[[ Available data, beginning ]]

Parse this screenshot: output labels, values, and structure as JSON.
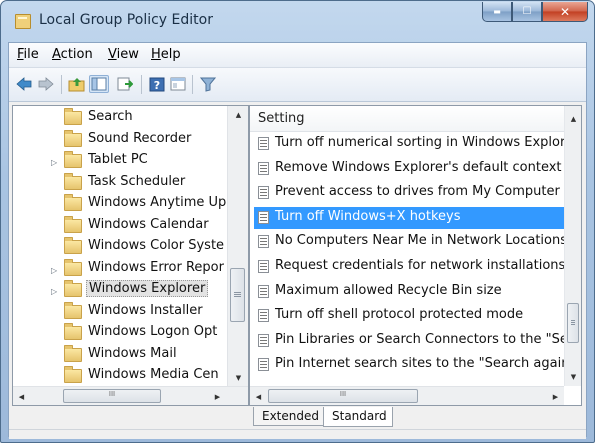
{
  "window": {
    "title": "Local Group Policy Editor",
    "controls": {
      "minimize": "▬",
      "maximize": "☐",
      "close": "✕"
    }
  },
  "menu": {
    "file": {
      "accel": "F",
      "rest": "ile"
    },
    "action": {
      "accel": "A",
      "rest": "ction"
    },
    "view": {
      "accel": "V",
      "rest": "iew"
    },
    "help": {
      "accel": "H",
      "rest": "elp"
    }
  },
  "toolbar": {
    "buttons": [
      "back-arrow-icon",
      "forward-arrow-icon",
      "up-folder-icon",
      "show-hide-tree-icon",
      "export-list-icon",
      "help-icon",
      "properties-icon",
      "filter-icon"
    ],
    "selected": "show-hide-tree-icon"
  },
  "tree": {
    "items": [
      {
        "label": "Search",
        "expandable": false
      },
      {
        "label": "Sound Recorder",
        "expandable": false
      },
      {
        "label": "Tablet PC",
        "expandable": true
      },
      {
        "label": "Task Scheduler",
        "expandable": false
      },
      {
        "label": "Windows Anytime Up",
        "expandable": false
      },
      {
        "label": "Windows Calendar",
        "expandable": false
      },
      {
        "label": "Windows Color Syste",
        "expandable": false
      },
      {
        "label": "Windows Error Repor",
        "expandable": true
      },
      {
        "label": "Windows Explorer",
        "expandable": true,
        "selected": true
      },
      {
        "label": "Windows Installer",
        "expandable": false
      },
      {
        "label": "Windows Logon Opt",
        "expandable": false
      },
      {
        "label": "Windows Mail",
        "expandable": false
      },
      {
        "label": "Windows Media Cen",
        "expandable": false
      }
    ],
    "hscroll_label": "III"
  },
  "list": {
    "column_header": "Setting",
    "rows": [
      {
        "label": "Turn off numerical sorting in Windows Explore"
      },
      {
        "label": "Remove Windows Explorer's default context m"
      },
      {
        "label": "Prevent access to drives from My Computer"
      },
      {
        "label": "Turn off Windows+X hotkeys",
        "selected": true
      },
      {
        "label": "No Computers Near Me in Network Locations"
      },
      {
        "label": "Request credentials for network installations"
      },
      {
        "label": "Maximum allowed Recycle Bin size"
      },
      {
        "label": "Turn off shell protocol protected mode"
      },
      {
        "label": "Pin Libraries or Search Connectors to the \"Sear"
      },
      {
        "label": "Pin Internet search sites to the \"Search again\" li"
      }
    ],
    "hscroll_label": "III"
  },
  "tabs": {
    "items": [
      {
        "label": "Extended",
        "active": false
      },
      {
        "label": "Standard",
        "active": true
      }
    ]
  },
  "colors": {
    "selection": "#3399ff",
    "title_bar": "#a9c4e2",
    "close_button": "#c23f22",
    "folder": "#e6c46d"
  }
}
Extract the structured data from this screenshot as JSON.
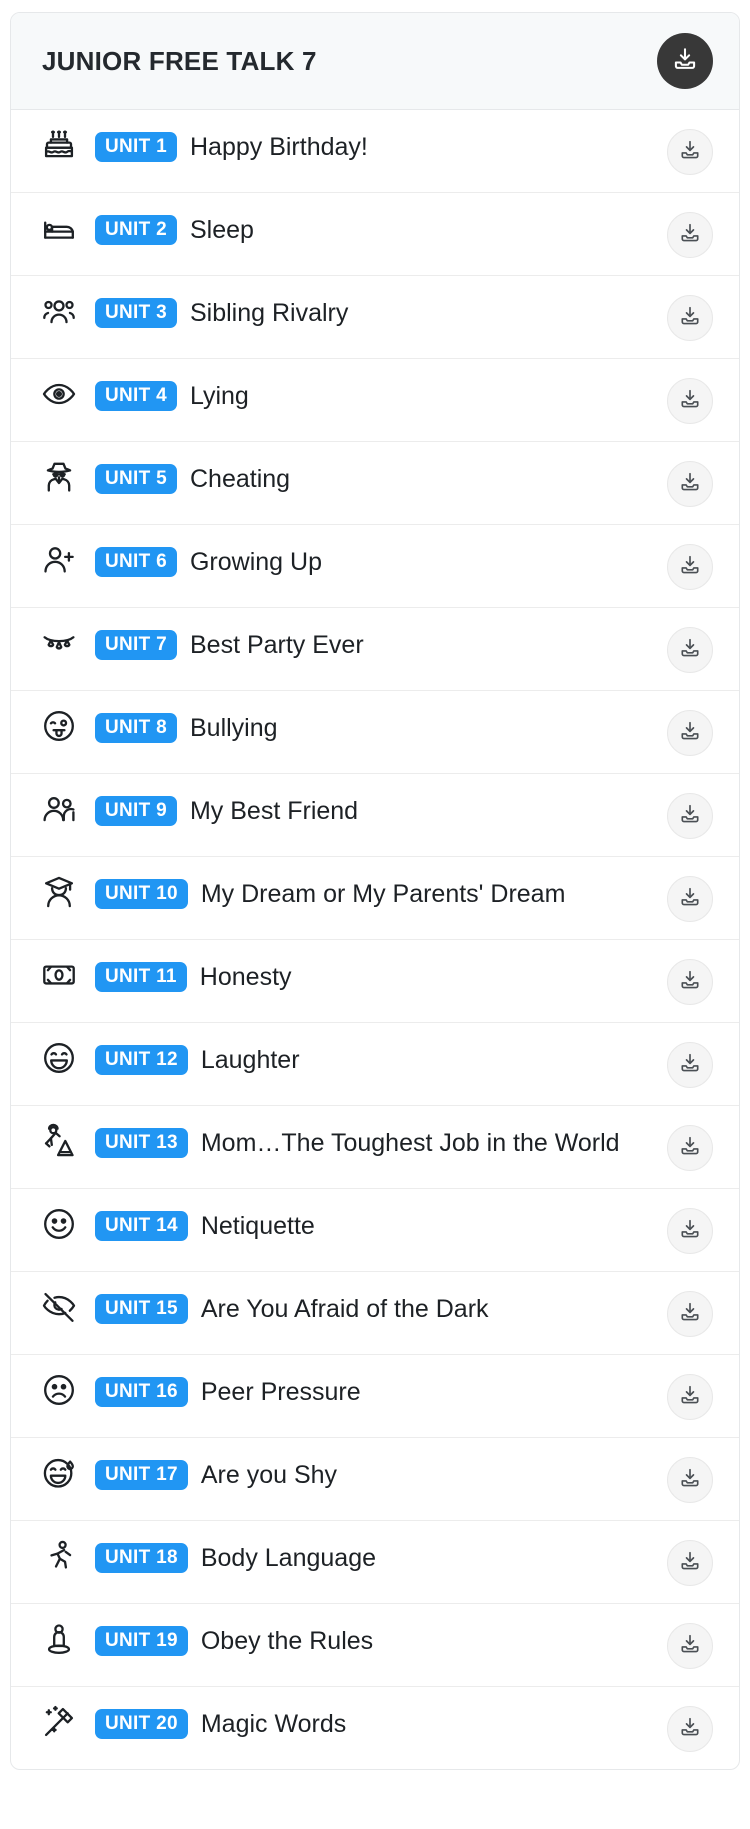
{
  "header": {
    "title": "JUNIOR FREE TALK 7",
    "download_all_icon": "download-tray-icon"
  },
  "row_download_icon": "download-tray-icon",
  "theme": {
    "badge_blue": "#2196f3",
    "header_bg": "#f7f9fa",
    "dark_button": "#383838",
    "row_button_bg": "#f5f5f5",
    "text": "#1d2125"
  },
  "units": [
    {
      "badge": "UNIT 1",
      "title": "Happy Birthday!",
      "icon": "birthday-cake-icon"
    },
    {
      "badge": "UNIT 2",
      "title": "Sleep",
      "icon": "bed-icon"
    },
    {
      "badge": "UNIT 3",
      "title": "Sibling Rivalry",
      "icon": "group-three-people-icon"
    },
    {
      "badge": "UNIT 4",
      "title": "Lying",
      "icon": "eye-icon"
    },
    {
      "badge": "UNIT 5",
      "title": "Cheating",
      "icon": "spy-detective-icon"
    },
    {
      "badge": "UNIT 6",
      "title": "Growing Up",
      "icon": "person-add-icon"
    },
    {
      "badge": "UNIT 7",
      "title": "Best Party Ever",
      "icon": "party-garland-icon"
    },
    {
      "badge": "UNIT 8",
      "title": "Bullying",
      "icon": "tongue-wink-face-icon"
    },
    {
      "badge": "UNIT 9",
      "title": "My Best Friend",
      "icon": "two-people-icon"
    },
    {
      "badge": "UNIT 10",
      "title": "My Dream or My Parents' Dream",
      "icon": "graduate-icon"
    },
    {
      "badge": "UNIT 11",
      "title": "Honesty",
      "icon": "banknote-icon"
    },
    {
      "badge": "UNIT 12",
      "title": "Laughter",
      "icon": "laughing-face-icon"
    },
    {
      "badge": "UNIT 13",
      "title": "Mom…The Toughest Job in the World",
      "icon": "construction-worker-icon"
    },
    {
      "badge": "UNIT 14",
      "title": "Netiquette",
      "icon": "wink-smile-face-icon"
    },
    {
      "badge": "UNIT 15",
      "title": "Are You Afraid of the Dark",
      "icon": "eye-off-icon"
    },
    {
      "badge": "UNIT 16",
      "title": "Peer Pressure",
      "icon": "sad-face-icon"
    },
    {
      "badge": "UNIT 17",
      "title": "Are you Shy",
      "icon": "sweat-smile-face-icon"
    },
    {
      "badge": "UNIT 18",
      "title": "Body Language",
      "icon": "running-person-icon"
    },
    {
      "badge": "UNIT 19",
      "title": "Obey the Rules",
      "icon": "person-on-pedestal-icon"
    },
    {
      "badge": "UNIT 20",
      "title": "Magic Words",
      "icon": "magic-wand-icon"
    }
  ]
}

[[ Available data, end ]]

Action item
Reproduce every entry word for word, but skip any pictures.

Output for this exercise
Parse this screenshot: output labels, values, and structure as JSON.
{
  "window": {
    "title": "Local Group Policy Editor",
    "controls": {
      "minimize": "▬",
      "maximize": "☐",
      "close": "✕"
    }
  },
  "menu": {
    "file": {
      "accel": "F",
      "rest": "ile"
    },
    "action": {
      "accel": "A",
      "rest": "ction"
    },
    "view": {
      "accel": "V",
      "rest": "iew"
    },
    "help": {
      "accel": "H",
      "rest": "elp"
    }
  },
  "toolbar": {
    "buttons": [
      "back-arrow-icon",
      "forward-arrow-icon",
      "up-folder-icon",
      "show-hide-tree-icon",
      "export-list-icon",
      "help-icon",
      "properties-icon",
      "filter-icon"
    ],
    "selected": "show-hide-tree-icon"
  },
  "tree": {
    "items": [
      {
        "label": "Search",
        "expandable": false
      },
      {
        "label": "Sound Recorder",
        "expandable": false
      },
      {
        "label": "Tablet PC",
        "expandable": true
      },
      {
        "label": "Task Scheduler",
        "expandable": false
      },
      {
        "label": "Windows Anytime Up",
        "expandable": false
      },
      {
        "label": "Windows Calendar",
        "expandable": false
      },
      {
        "label": "Windows Color Syste",
        "expandable": false
      },
      {
        "label": "Windows Error Repor",
        "expandable": true
      },
      {
        "label": "Windows Explorer",
        "expandable": true,
        "selected": true
      },
      {
        "label": "Windows Installer",
        "expandable": false
      },
      {
        "label": "Windows Logon Opt",
        "expandable": false
      },
      {
        "label": "Windows Mail",
        "expandable": false
      },
      {
        "label": "Windows Media Cen",
        "expandable": false
      }
    ],
    "hscroll_label": "III"
  },
  "list": {
    "column_header": "Setting",
    "rows": [
      {
        "label": "Turn off numerical sorting in Windows Explore"
      },
      {
        "label": "Remove Windows Explorer's default context m"
      },
      {
        "label": "Prevent access to drives from My Computer"
      },
      {
        "label": "Turn off Windows+X hotkeys",
        "selected": true
      },
      {
        "label": "No Computers Near Me in Network Locations"
      },
      {
        "label": "Request credentials for network installations"
      },
      {
        "label": "Maximum allowed Recycle Bin size"
      },
      {
        "label": "Turn off shell protocol protected mode"
      },
      {
        "label": "Pin Libraries or Search Connectors to the \"Sear"
      },
      {
        "label": "Pin Internet search sites to the \"Search again\" li"
      }
    ],
    "hscroll_label": "III"
  },
  "tabs": {
    "items": [
      {
        "label": "Extended",
        "active": false
      },
      {
        "label": "Standard",
        "active": true
      }
    ]
  },
  "colors": {
    "selection": "#3399ff",
    "title_bar": "#a9c4e2",
    "close_button": "#c23f22",
    "folder": "#e6c46d"
  }
}
Extract the structured data from this screenshot as JSON.
{
  "header": {
    "title": "JUNIOR FREE TALK 7",
    "download_all_icon": "download-tray-icon"
  },
  "row_download_icon": "download-tray-icon",
  "theme": {
    "badge_blue": "#2196f3",
    "header_bg": "#f7f9fa",
    "dark_button": "#383838",
    "row_button_bg": "#f5f5f5",
    "text": "#1d2125"
  },
  "units": [
    {
      "badge": "UNIT 1",
      "title": "Happy Birthday!",
      "icon": "birthday-cake-icon"
    },
    {
      "badge": "UNIT 2",
      "title": "Sleep",
      "icon": "bed-icon"
    },
    {
      "badge": "UNIT 3",
      "title": "Sibling Rivalry",
      "icon": "group-three-people-icon"
    },
    {
      "badge": "UNIT 4",
      "title": "Lying",
      "icon": "eye-icon"
    },
    {
      "badge": "UNIT 5",
      "title": "Cheating",
      "icon": "spy-detective-icon"
    },
    {
      "badge": "UNIT 6",
      "title": "Growing Up",
      "icon": "person-add-icon"
    },
    {
      "badge": "UNIT 7",
      "title": "Best Party Ever",
      "icon": "party-garland-icon"
    },
    {
      "badge": "UNIT 8",
      "title": "Bullying",
      "icon": "tongue-wink-face-icon"
    },
    {
      "badge": "UNIT 9",
      "title": "My Best Friend",
      "icon": "two-people-icon"
    },
    {
      "badge": "UNIT 10",
      "title": "My Dream or My Parents' Dream",
      "icon": "graduate-icon"
    },
    {
      "badge": "UNIT 11",
      "title": "Honesty",
      "icon": "banknote-icon"
    },
    {
      "badge": "UNIT 12",
      "title": "Laughter",
      "icon": "laughing-face-icon"
    },
    {
      "badge": "UNIT 13",
      "title": "Mom…The Toughest Job in the World",
      "icon": "construction-worker-icon"
    },
    {
      "badge": "UNIT 14",
      "title": "Netiquette",
      "icon": "wink-smile-face-icon"
    },
    {
      "badge": "UNIT 15",
      "title": "Are You Afraid of the Dark",
      "icon": "eye-off-icon"
    },
    {
      "badge": "UNIT 16",
      "title": "Peer Pressure",
      "icon": "sad-face-icon"
    },
    {
      "badge": "UNIT 17",
      "title": "Are you Shy",
      "icon": "sweat-smile-face-icon"
    },
    {
      "badge": "UNIT 18",
      "title": "Body Language",
      "icon": "running-person-icon"
    },
    {
      "badge": "UNIT 19",
      "title": "Obey the Rules",
      "icon": "person-on-pedestal-icon"
    },
    {
      "badge": "UNIT 20",
      "title": "Magic Words",
      "icon": "magic-wand-icon"
    }
  ]
}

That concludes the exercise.